Materials provided:
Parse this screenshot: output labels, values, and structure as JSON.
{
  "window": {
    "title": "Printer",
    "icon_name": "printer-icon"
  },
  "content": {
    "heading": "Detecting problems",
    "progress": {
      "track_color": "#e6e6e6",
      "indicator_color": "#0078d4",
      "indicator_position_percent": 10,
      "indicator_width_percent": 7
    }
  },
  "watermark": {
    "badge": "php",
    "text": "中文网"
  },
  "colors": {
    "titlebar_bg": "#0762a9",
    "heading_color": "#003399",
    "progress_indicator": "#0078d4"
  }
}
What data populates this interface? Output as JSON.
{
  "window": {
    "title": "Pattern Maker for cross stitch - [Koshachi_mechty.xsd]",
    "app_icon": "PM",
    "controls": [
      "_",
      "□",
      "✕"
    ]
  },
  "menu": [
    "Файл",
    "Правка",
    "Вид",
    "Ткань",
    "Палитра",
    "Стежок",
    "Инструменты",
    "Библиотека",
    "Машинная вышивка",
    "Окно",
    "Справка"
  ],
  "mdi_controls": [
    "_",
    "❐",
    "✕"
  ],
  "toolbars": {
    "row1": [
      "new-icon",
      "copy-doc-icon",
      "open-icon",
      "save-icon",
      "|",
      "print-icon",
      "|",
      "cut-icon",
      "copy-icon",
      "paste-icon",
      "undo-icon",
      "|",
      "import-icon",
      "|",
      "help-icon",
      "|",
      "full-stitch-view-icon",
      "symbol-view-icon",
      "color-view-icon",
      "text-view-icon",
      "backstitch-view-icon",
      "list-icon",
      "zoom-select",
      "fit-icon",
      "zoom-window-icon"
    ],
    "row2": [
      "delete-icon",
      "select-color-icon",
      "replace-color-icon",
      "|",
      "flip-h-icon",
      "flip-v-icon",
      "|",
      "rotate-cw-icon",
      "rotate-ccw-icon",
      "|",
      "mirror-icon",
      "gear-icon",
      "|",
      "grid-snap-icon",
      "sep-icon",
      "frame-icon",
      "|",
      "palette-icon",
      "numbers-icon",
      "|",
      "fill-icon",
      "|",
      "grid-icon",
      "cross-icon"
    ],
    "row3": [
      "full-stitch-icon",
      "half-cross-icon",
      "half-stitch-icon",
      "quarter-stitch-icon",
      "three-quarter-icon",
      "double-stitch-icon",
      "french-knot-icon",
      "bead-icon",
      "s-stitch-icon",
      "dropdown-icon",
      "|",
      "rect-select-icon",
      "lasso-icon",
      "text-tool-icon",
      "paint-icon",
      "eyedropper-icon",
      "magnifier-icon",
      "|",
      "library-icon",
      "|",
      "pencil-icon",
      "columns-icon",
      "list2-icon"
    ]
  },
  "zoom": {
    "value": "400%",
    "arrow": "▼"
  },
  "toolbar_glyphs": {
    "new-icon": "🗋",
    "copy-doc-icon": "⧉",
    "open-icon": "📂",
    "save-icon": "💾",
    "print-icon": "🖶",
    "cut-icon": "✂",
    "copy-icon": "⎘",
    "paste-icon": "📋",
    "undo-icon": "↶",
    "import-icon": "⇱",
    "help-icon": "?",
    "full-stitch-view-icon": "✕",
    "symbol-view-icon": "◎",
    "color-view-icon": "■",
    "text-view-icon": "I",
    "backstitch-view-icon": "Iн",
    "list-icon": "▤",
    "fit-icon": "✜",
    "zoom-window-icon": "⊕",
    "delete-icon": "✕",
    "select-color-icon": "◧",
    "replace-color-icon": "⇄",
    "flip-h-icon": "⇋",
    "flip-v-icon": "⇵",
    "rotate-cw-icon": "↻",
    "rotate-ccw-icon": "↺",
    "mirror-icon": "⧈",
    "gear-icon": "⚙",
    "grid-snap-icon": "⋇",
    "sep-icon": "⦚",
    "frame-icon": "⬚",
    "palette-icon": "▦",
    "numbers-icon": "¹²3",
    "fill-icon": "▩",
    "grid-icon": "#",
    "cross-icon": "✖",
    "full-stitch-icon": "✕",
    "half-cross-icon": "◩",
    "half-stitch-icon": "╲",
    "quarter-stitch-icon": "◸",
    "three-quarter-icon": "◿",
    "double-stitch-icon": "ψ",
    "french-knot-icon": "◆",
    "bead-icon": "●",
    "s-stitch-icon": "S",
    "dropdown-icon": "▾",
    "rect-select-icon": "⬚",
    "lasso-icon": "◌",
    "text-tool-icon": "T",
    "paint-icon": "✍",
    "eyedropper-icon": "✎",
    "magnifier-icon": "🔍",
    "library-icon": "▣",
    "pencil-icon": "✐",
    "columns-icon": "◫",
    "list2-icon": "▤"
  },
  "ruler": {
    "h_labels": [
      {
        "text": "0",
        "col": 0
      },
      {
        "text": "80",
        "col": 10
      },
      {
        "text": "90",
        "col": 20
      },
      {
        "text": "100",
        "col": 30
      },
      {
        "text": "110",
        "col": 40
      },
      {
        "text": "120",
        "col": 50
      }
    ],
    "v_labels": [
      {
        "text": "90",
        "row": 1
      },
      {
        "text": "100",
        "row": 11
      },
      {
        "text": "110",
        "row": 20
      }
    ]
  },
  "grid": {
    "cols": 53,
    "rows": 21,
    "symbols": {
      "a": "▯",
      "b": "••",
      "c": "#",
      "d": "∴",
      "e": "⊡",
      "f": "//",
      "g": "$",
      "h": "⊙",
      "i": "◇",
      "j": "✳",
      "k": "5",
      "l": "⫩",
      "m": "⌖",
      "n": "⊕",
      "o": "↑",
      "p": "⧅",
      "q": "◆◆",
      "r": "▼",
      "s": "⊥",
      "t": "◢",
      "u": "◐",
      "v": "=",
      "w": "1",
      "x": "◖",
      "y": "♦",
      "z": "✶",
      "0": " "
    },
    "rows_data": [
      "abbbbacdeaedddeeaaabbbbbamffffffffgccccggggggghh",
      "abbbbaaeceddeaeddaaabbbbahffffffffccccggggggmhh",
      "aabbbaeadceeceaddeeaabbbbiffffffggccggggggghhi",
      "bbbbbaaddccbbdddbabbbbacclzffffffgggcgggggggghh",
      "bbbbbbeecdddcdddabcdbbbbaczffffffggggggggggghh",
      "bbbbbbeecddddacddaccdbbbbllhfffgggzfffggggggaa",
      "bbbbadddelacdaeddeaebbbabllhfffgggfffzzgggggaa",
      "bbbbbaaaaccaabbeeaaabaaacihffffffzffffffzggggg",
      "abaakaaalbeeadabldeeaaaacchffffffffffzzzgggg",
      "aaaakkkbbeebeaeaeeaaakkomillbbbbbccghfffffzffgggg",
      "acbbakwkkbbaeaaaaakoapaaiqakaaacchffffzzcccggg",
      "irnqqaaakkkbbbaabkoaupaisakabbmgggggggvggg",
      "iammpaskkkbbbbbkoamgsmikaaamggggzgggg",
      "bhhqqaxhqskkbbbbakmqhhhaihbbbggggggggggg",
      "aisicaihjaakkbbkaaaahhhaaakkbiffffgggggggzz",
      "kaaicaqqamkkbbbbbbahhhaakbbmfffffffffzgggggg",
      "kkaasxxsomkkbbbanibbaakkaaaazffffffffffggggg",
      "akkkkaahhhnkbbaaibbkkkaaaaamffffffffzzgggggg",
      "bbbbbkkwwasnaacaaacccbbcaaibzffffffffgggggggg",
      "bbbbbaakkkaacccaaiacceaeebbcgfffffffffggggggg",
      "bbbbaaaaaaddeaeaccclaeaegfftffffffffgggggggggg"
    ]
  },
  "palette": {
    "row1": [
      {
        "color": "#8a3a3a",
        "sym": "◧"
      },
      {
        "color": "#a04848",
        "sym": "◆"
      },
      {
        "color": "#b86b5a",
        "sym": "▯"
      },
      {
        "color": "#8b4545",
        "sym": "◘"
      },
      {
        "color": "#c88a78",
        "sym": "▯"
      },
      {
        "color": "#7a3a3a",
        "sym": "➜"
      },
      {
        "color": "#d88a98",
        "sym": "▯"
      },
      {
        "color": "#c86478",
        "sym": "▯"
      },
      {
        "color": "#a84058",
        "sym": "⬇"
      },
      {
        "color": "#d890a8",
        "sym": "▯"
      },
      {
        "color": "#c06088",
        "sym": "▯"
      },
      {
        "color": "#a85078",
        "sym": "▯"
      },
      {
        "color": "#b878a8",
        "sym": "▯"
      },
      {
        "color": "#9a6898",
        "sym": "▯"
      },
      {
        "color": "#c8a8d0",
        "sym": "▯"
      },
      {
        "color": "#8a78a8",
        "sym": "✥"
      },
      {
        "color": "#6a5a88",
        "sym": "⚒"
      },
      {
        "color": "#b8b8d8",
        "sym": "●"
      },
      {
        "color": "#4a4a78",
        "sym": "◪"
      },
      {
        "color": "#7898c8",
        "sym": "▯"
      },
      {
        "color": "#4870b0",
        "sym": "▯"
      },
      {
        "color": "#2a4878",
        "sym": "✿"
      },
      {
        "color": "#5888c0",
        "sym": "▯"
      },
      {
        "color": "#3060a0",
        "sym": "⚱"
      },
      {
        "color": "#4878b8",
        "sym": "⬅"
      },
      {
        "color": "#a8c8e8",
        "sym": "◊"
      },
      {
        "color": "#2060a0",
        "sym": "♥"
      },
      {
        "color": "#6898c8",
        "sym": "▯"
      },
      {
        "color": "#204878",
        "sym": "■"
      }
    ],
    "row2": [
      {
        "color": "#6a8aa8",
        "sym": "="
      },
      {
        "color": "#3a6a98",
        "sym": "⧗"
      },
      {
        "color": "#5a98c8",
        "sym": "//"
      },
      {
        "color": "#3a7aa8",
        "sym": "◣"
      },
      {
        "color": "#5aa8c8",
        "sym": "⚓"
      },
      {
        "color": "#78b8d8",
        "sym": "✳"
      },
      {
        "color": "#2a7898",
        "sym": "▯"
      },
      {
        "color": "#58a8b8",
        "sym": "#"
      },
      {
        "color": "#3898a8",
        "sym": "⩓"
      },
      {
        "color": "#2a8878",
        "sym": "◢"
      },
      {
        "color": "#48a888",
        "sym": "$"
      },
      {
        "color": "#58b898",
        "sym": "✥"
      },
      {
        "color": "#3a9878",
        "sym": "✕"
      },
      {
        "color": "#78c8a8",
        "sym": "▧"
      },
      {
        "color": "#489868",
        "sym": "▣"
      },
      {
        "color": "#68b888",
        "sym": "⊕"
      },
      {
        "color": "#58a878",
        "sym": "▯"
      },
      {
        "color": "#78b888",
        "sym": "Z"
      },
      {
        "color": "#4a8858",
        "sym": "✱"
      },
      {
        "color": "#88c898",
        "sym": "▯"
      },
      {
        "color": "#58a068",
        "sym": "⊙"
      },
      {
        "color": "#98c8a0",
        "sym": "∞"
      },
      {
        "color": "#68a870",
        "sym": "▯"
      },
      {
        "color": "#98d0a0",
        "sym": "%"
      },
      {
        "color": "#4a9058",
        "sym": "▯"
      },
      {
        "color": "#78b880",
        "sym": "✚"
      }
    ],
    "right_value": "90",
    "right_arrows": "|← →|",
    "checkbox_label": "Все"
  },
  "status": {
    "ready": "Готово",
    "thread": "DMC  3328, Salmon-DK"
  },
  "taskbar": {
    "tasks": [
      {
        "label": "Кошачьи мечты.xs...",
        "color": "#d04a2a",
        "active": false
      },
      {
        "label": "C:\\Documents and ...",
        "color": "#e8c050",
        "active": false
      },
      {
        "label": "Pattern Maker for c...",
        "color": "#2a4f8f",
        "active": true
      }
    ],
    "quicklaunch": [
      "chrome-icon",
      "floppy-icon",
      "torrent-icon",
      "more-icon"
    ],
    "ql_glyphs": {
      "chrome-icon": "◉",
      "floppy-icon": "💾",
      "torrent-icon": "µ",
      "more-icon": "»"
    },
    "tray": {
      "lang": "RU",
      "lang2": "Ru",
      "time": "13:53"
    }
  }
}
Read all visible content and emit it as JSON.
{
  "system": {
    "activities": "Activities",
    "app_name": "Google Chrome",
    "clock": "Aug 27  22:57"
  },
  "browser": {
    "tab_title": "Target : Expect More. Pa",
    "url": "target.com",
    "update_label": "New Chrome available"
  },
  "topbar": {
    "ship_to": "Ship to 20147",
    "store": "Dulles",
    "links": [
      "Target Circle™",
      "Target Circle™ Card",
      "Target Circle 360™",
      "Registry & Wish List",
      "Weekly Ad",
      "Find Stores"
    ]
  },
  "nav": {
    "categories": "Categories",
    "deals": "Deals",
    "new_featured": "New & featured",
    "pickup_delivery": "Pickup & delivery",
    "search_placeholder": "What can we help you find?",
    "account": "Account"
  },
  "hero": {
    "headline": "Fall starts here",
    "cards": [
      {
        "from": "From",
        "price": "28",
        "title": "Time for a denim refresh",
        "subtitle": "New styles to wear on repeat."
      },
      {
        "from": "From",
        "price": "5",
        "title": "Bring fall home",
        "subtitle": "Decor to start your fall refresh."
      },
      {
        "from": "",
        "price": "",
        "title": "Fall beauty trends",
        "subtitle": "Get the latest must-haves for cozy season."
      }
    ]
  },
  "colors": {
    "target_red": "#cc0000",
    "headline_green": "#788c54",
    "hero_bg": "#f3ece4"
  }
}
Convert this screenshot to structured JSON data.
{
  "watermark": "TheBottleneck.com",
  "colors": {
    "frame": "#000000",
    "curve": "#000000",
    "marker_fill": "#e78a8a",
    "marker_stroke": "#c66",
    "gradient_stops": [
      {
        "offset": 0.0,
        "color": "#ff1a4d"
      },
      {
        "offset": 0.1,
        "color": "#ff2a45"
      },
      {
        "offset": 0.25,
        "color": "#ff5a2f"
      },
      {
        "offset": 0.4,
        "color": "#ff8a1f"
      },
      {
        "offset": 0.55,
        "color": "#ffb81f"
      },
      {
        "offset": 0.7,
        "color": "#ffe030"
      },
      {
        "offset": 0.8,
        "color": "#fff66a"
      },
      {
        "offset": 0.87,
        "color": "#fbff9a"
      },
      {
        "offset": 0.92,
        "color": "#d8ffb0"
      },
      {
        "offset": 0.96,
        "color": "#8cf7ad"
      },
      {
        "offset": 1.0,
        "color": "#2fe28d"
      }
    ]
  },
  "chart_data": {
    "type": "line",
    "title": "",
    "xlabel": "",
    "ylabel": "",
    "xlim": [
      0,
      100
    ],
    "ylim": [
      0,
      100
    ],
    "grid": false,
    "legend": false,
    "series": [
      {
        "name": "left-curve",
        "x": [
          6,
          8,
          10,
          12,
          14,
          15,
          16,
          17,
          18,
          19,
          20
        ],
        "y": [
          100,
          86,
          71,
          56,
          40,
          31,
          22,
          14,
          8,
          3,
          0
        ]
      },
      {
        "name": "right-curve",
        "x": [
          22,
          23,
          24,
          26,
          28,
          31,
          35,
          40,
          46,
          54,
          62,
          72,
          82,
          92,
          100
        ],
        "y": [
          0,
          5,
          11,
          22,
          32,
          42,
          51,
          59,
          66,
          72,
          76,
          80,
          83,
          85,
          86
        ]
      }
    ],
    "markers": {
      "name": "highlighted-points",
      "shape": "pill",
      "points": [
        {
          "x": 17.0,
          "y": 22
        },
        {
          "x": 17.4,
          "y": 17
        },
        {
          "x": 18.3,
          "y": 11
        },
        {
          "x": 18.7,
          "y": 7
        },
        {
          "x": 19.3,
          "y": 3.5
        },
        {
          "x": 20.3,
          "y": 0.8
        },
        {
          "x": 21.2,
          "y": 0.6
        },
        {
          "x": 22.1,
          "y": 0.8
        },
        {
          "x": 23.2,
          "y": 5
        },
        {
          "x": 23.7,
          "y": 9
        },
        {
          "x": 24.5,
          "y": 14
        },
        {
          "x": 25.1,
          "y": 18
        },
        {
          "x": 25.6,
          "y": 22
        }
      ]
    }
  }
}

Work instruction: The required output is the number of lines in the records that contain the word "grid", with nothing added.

The answer: 6